* **Task item**: Only the lines that hold "canal" should be in the answer, each copied from the data below.

App and web page records:
.....

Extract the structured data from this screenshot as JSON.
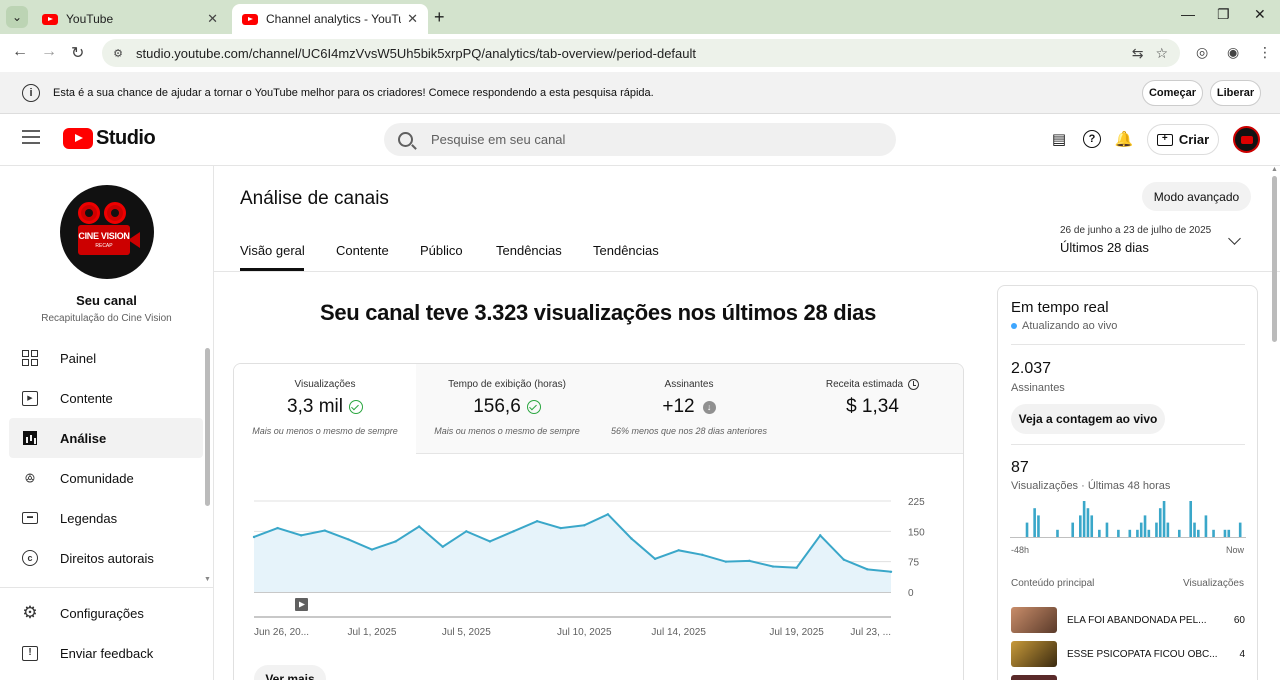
{
  "browser": {
    "tabs": [
      {
        "title": "YouTube"
      },
      {
        "title": "Channel analytics - YouTube Stu"
      }
    ],
    "url": "studio.youtube.com/channel/UC6I4mzVvsW5Uh5bik5xrpPQ/analytics/tab-overview/period-default"
  },
  "survey": {
    "text": "Esta é a sua chance de ajudar a tornar o YouTube melhor para os criadores! Comece respondendo a esta pesquisa rápida.",
    "start_label": "Começar",
    "dismiss_label": "Liberar"
  },
  "header": {
    "logo_text": "Studio",
    "search_placeholder": "Pesquise em seu canal",
    "create_label": "Criar"
  },
  "sidebar": {
    "channel_logo_text": "CINE VISION",
    "channel_logo_sub": "RECAP",
    "channel_title": "Seu canal",
    "channel_subtitle": "Recapitulação do Cine Vision",
    "items": [
      {
        "label": "Painel",
        "icon": "dashboard-icon"
      },
      {
        "label": "Contente",
        "icon": "content-icon"
      },
      {
        "label": "Análise",
        "icon": "analytics-icon"
      },
      {
        "label": "Comunidade",
        "icon": "community-icon"
      },
      {
        "label": "Legendas",
        "icon": "subtitles-icon"
      },
      {
        "label": "Direitos autorais",
        "icon": "copyright-icon"
      }
    ],
    "bottom_items": [
      {
        "label": "Configurações",
        "icon": "settings-icon"
      },
      {
        "label": "Enviar feedback",
        "icon": "feedback-icon"
      }
    ]
  },
  "main": {
    "title": "Análise de canais",
    "advanced_label": "Modo avançado",
    "tabs": [
      {
        "label": "Visão geral"
      },
      {
        "label": "Contente"
      },
      {
        "label": "Público"
      },
      {
        "label": "Tendências"
      },
      {
        "label": "Tendências"
      }
    ],
    "period_range": "26 de junho a 23 de julho de 2025",
    "period_label": "Últimos 28 dias",
    "headline": "Seu canal teve 3.323 visualizações nos últimos 28 dias",
    "metrics": [
      {
        "label": "Visualizações",
        "value": "3,3 mil",
        "note": "Mais ou menos o mesmo de sempre"
      },
      {
        "label": "Tempo de exibição (horas)",
        "value": "156,6",
        "note": "Mais ou menos o mesmo de sempre"
      },
      {
        "label": "Assinantes",
        "value": "+12",
        "note": "56% menos que nos 28 dias anteriores"
      },
      {
        "label": "Receita estimada",
        "value": "$ 1,34",
        "note": ""
      }
    ],
    "see_more_label": "Ver mais"
  },
  "chart_data": {
    "type": "area",
    "x": [
      "Jun 26, 20...",
      "",
      "",
      "",
      "",
      "Jul 1, 2025",
      "",
      "",
      "",
      "Jul 5, 2025",
      "",
      "",
      "",
      "",
      "Jul 10, 2025",
      "",
      "",
      "",
      "Jul 14, 2025",
      "",
      "",
      "",
      "",
      "Jul 19, 2025",
      "",
      "",
      "",
      "Jul 23, ..."
    ],
    "xticks": [
      "Jun 26, 20...",
      "Jul 1, 2025",
      "Jul 5, 2025",
      "Jul 10, 2025",
      "Jul 14, 2025",
      "Jul 19, 2025",
      "Jul 23, ..."
    ],
    "values": [
      136,
      158,
      140,
      152,
      130,
      105,
      125,
      162,
      112,
      150,
      125,
      150,
      175,
      158,
      165,
      192,
      132,
      82,
      103,
      92,
      75,
      77,
      63,
      60,
      140,
      80,
      56,
      50
    ],
    "ylim": [
      0,
      225
    ],
    "yticks": [
      0,
      75,
      150,
      225
    ],
    "grid": true
  },
  "realtime": {
    "title": "Em tempo real",
    "live_text": "Atualizando ao vivo",
    "subs_value": "2.037",
    "subs_label": "Assinantes",
    "live_count_label": "Veja a contagem ao vivo",
    "views_value": "87",
    "views_label": "Visualizações · Últimas 48 horas",
    "axis_start": "-48h",
    "axis_end": "Now",
    "bars": [
      0,
      0,
      0,
      0,
      2,
      0,
      4,
      3,
      0,
      0,
      0,
      0,
      1,
      0,
      0,
      0,
      2,
      0,
      3,
      5,
      4,
      3,
      0,
      1,
      0,
      2,
      0,
      0,
      1,
      0,
      0,
      1,
      0,
      1,
      2,
      3,
      1,
      0,
      2,
      4,
      5,
      2,
      0,
      0,
      1,
      0,
      0,
      5,
      2,
      1,
      0,
      3,
      0,
      1,
      0,
      0,
      1,
      1,
      0,
      0,
      2,
      0
    ],
    "bars_note": "Relative bar heights in the 48h sparkline (unlabeled).",
    "content_header": "Conteúdo principal",
    "views_header": "Visualizações",
    "top_content": [
      {
        "title": "ELA FOI ABANDONADA PEL...",
        "views": "60",
        "thumb_color": "#a56b4a"
      },
      {
        "title": "ESSE PSICOPATA FICOU OBC...",
        "views": "4",
        "thumb_color": "#7a5a24"
      }
    ]
  }
}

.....

* **Output**:
    "search_placeholder": "Pesquise em seu canal",
    "channel_title": "Seu canal",
    "headline": "Seu canal teve 3.323 visualizações nos últimos 28 dias",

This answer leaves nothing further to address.